He left behind a little money and the large mess of being intestate. Two of his sons slogged through getting an executor named, getting power of attorney to open the storage lockers to his two vintage automobiles, getting them sold, etcetcetc. Some other sons and wannabes elbowed to the head of the line, demanding their share until Mark simply announced he would put the signed titles on the front seats of the vehicles and quit paying rent on the storage lockers. Then everyone would get the same—nothing. Mark is one sensible fellow.
But, I digress. Walt also left behind the barn he and Tom shared, to the rafters with Walt’s “stuff,” as Walt parted with almost nothing. Perhaps even nothing, as Tom has come to believe as he has slogged through sorting, pitching, saving. There even were baby pictures of the surprise daughter, although we knew her when we saw her; her face used to belong to our Aunt Ruth.
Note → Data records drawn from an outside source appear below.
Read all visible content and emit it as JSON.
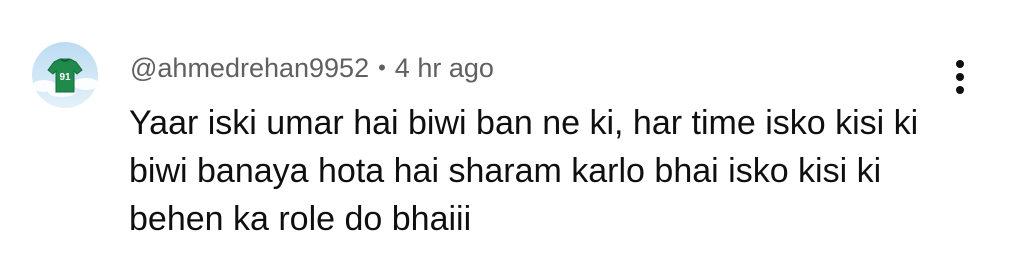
{
  "comment": {
    "author": "@ahmedrehan9952",
    "separator": "•",
    "time": "4 hr ago",
    "text": "Yaar iski umar hai biwi ban ne ki, har time isko kisi ki biwi banaya hota hai sharam karlo bhai isko kisi ki behen ka role do bhaiii",
    "avatar_jersey_number": "91",
    "menu_icon": "more-vertical-icon"
  },
  "colors": {
    "text_primary": "#0f0f0f",
    "text_secondary": "#606060",
    "avatar_sky": "#cfe6f5",
    "avatar_jersey": "#1f8a4c"
  }
}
The two bottles of mercury were a real surprise. There was a tiny bottle of mercury in the house when I was a child. I think it contained the remains of some broken thermometers. I don’t know; my brothers found it far more interesting to roll around the dining room table than I did.
Walt alluded to the bottle on occasion, along the lines of the EPA was simply out of line banning mercury, it was just another government plot to take over the lives of honest citizens. Perhaps even a conspiracy, who knows. I only know Walt seemed to have dad’s little bottle of mercury around and thought no more of it.
Two bottles! I told Tom, just don’t fool with it, I’ll find out what to do. I asked the road guys the next day. They know everything! “Should I call the EPA?” Don’t do that, one immediately advised. They’re liable to tent your barn. He thought for a bit and then advised I call the fire chief.
Charlie’s phone number is still in my phone from my old fire clerk days. I told him it probably amounted to a quarter cup (Tom’s estimate), and could I give it to the fire department to dispose of? Just sit tight and he’d find a legal way. So, I could no longer leave it on the fire station doorstep in the dead of night.
A few days later Charlie called. It could go to the Household Hazardous Waste Center if it were clear double bagged. Our HHWC is only open a couple hours a week in the summer, beginning in June. All my sleuthing was done in April. At the supper table tonight something jogged my memory—it’s June and I need to get rid of that mercury.